Records from a data source
□ □ □ □ □

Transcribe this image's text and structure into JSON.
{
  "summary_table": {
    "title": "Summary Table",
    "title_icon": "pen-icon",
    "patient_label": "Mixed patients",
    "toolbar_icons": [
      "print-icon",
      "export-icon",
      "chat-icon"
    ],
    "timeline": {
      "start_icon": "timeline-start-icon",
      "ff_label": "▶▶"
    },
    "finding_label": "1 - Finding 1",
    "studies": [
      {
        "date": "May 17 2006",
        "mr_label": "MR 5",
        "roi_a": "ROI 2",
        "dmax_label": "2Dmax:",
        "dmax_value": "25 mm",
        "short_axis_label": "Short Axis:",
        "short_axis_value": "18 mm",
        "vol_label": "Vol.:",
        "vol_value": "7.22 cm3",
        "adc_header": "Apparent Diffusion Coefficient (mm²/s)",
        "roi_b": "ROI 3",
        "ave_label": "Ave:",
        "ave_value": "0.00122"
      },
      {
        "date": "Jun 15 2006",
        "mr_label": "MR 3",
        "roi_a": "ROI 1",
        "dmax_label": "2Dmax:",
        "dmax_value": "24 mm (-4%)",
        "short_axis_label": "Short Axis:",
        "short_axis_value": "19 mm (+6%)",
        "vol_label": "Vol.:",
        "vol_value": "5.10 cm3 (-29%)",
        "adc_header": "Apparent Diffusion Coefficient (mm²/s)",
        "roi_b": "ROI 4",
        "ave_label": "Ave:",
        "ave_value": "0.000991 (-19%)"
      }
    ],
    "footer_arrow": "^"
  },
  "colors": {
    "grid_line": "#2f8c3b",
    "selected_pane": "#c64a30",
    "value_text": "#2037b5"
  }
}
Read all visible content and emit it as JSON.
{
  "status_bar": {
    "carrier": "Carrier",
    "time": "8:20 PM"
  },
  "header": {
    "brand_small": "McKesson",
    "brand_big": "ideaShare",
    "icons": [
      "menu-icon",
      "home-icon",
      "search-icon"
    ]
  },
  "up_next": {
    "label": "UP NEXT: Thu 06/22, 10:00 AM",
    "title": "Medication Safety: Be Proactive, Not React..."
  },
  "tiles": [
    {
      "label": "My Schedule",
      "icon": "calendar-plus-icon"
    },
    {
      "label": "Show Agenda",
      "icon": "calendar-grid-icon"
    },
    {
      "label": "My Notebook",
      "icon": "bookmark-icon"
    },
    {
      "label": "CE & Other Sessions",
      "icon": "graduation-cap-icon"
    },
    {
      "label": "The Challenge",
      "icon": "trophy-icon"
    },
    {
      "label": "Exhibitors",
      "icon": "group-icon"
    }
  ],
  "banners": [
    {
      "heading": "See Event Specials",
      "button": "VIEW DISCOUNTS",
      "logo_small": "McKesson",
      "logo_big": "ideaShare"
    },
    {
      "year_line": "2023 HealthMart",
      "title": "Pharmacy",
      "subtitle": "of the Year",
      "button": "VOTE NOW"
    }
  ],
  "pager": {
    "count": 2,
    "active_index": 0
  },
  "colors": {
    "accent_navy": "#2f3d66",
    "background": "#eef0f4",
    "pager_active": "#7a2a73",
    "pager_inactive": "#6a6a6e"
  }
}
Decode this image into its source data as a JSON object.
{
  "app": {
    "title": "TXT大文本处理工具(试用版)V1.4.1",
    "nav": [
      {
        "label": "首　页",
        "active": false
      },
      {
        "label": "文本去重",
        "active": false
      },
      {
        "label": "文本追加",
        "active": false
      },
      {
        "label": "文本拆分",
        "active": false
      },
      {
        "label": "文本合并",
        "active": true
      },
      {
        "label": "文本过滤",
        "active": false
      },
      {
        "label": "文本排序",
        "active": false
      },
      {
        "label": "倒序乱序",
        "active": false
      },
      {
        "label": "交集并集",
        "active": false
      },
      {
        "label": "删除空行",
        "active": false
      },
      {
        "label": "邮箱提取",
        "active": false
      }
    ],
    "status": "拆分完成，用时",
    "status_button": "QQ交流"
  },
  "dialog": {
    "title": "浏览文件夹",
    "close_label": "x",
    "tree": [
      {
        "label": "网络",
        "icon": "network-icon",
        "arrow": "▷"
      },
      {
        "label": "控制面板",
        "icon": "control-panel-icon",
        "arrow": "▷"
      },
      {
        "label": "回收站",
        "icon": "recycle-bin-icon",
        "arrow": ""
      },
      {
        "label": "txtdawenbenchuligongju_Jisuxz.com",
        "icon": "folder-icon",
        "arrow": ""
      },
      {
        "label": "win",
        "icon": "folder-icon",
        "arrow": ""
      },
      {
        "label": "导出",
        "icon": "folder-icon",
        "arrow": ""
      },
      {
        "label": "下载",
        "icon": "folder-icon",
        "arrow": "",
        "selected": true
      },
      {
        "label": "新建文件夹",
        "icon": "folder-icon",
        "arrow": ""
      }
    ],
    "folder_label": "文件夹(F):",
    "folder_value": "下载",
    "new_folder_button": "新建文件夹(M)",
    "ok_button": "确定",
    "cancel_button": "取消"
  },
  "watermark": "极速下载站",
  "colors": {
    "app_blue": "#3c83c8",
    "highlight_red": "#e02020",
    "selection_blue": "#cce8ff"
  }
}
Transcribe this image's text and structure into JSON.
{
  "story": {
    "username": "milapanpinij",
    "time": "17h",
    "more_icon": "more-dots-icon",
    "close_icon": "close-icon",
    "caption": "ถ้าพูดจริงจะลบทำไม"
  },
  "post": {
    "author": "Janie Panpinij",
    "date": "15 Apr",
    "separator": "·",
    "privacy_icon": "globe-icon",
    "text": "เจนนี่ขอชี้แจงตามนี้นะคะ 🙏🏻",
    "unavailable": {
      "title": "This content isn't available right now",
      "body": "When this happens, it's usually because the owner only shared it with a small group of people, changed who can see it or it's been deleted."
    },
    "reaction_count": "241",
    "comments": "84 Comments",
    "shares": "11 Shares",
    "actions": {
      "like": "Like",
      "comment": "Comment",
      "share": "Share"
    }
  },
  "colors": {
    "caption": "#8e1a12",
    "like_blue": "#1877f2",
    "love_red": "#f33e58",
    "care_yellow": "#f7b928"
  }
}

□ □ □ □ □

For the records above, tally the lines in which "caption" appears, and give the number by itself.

2